REQUIRED ACTION: Select, from the data, each line where "this" occurs.

RECORDS SHOWN:
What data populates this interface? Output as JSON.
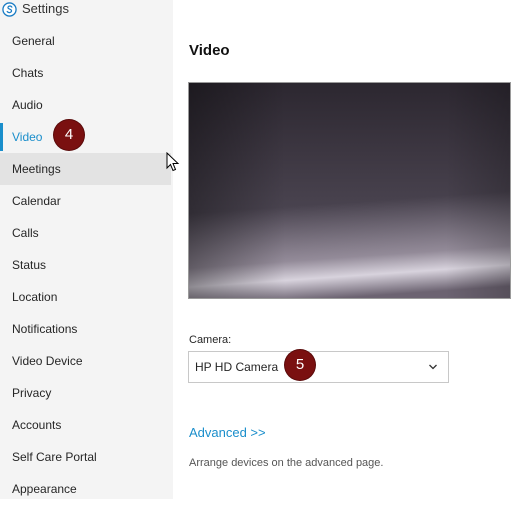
{
  "app": {
    "title": "Settings",
    "icon": "skype-logo-icon",
    "accent": "#1a8ecb"
  },
  "sidebar": {
    "items": [
      {
        "label": "General"
      },
      {
        "label": "Chats"
      },
      {
        "label": "Audio"
      },
      {
        "label": "Video",
        "selected": true
      },
      {
        "label": "Meetings",
        "hovered": true
      },
      {
        "label": "Calendar"
      },
      {
        "label": "Calls"
      },
      {
        "label": "Status"
      },
      {
        "label": "Location"
      },
      {
        "label": "Notifications"
      },
      {
        "label": "Video Device"
      },
      {
        "label": "Privacy"
      },
      {
        "label": "Accounts"
      },
      {
        "label": "Self Care Portal"
      },
      {
        "label": "Appearance"
      }
    ]
  },
  "annotations": {
    "video_step": "4",
    "camera_step": "5",
    "badge_color": "#7a1010"
  },
  "main": {
    "title": "Video",
    "camera": {
      "label": "Camera:",
      "value": "HP HD Camera"
    },
    "advanced": {
      "link": "Advanced >>",
      "note": "Arrange devices on the advanced page."
    }
  }
}
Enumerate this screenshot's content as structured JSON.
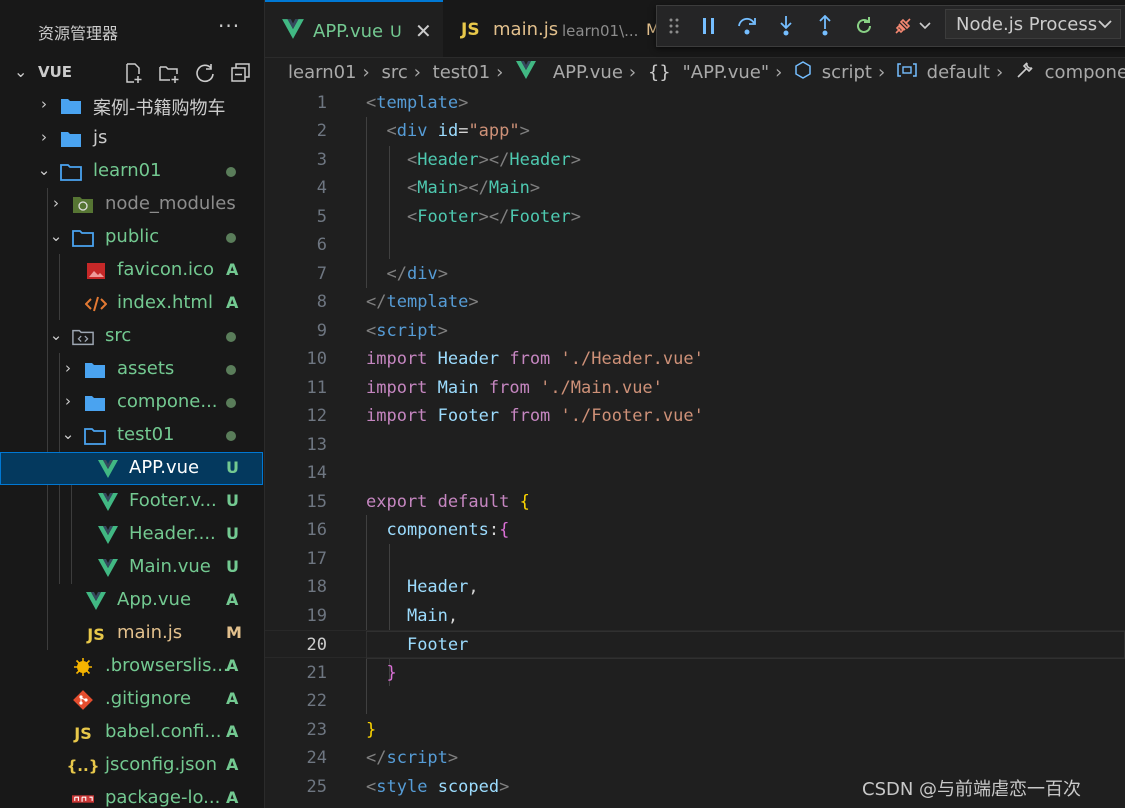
{
  "explorer": {
    "title": "资源管理器",
    "more": "···",
    "folder": "VUE"
  },
  "tree": [
    {
      "label": "案例-书籍购物车",
      "type": "folder",
      "expanded": false,
      "status": "",
      "color": "white"
    },
    {
      "label": "js",
      "type": "folder",
      "expanded": false,
      "status": "",
      "color": "white"
    },
    {
      "label": "learn01",
      "type": "folder-open",
      "expanded": true,
      "status": "dot",
      "color": "green"
    },
    {
      "label": "node_modules",
      "type": "node",
      "expanded": false,
      "status": "",
      "color": "gray"
    },
    {
      "label": "public",
      "type": "folder-open",
      "expanded": true,
      "status": "dot",
      "color": "green"
    },
    {
      "label": "favicon.ico",
      "type": "image",
      "status": "A",
      "color": "green"
    },
    {
      "label": "index.html",
      "type": "html",
      "status": "A",
      "color": "green"
    },
    {
      "label": "src",
      "type": "src",
      "expanded": true,
      "status": "dot",
      "color": "green"
    },
    {
      "label": "assets",
      "type": "folder",
      "expanded": false,
      "status": "dot",
      "color": "green"
    },
    {
      "label": "compone...",
      "type": "folder",
      "expanded": false,
      "status": "dot",
      "color": "green"
    },
    {
      "label": "test01",
      "type": "folder-open",
      "expanded": true,
      "status": "dot",
      "color": "green"
    },
    {
      "label": "APP.vue",
      "type": "vue",
      "status": "U",
      "color": "green",
      "selected": true
    },
    {
      "label": "Footer.v...",
      "type": "vue",
      "status": "U",
      "color": "green"
    },
    {
      "label": "Header....",
      "type": "vue",
      "status": "U",
      "color": "green"
    },
    {
      "label": "Main.vue",
      "type": "vue",
      "status": "U",
      "color": "green"
    },
    {
      "label": "App.vue",
      "type": "vue",
      "status": "A",
      "color": "green"
    },
    {
      "label": "main.js",
      "type": "js",
      "status": "M",
      "color": "orange"
    },
    {
      "label": ".browserslis...",
      "type": "browserslist",
      "status": "A",
      "color": "green"
    },
    {
      "label": ".gitignore",
      "type": "git",
      "status": "A",
      "color": "green"
    },
    {
      "label": "babel.confi...",
      "type": "js",
      "status": "A",
      "color": "green"
    },
    {
      "label": "jsconfig.json",
      "type": "json",
      "status": "A",
      "color": "green"
    },
    {
      "label": "package-lo...",
      "type": "npm",
      "status": "A",
      "color": "green"
    }
  ],
  "tabs": [
    {
      "label": "APP.vue",
      "status": "U",
      "active": true
    },
    {
      "label": "main.js",
      "desc": "learn01\\...",
      "status": "M",
      "active": false
    }
  ],
  "debug": {
    "process": "Node.js Process"
  },
  "breadcrumb": [
    "learn01",
    "src",
    "test01",
    "APP.vue",
    "\"APP.vue\"",
    "script",
    "default",
    "components"
  ],
  "code": {
    "current_line": 20,
    "line_numbers": [
      "1",
      "2",
      "3",
      "4",
      "5",
      "6",
      "7",
      "8",
      "9",
      "10",
      "11",
      "12",
      "13",
      "14",
      "15",
      "16",
      "17",
      "18",
      "19",
      "20",
      "21",
      "22",
      "23",
      "24",
      "25"
    ]
  },
  "watermark": "CSDN @与前端虐恋一百次"
}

OUTPUT OF THE TASK:
What data populates this interface? Output as JSON.
Enumerate this screenshot's content as structured JSON.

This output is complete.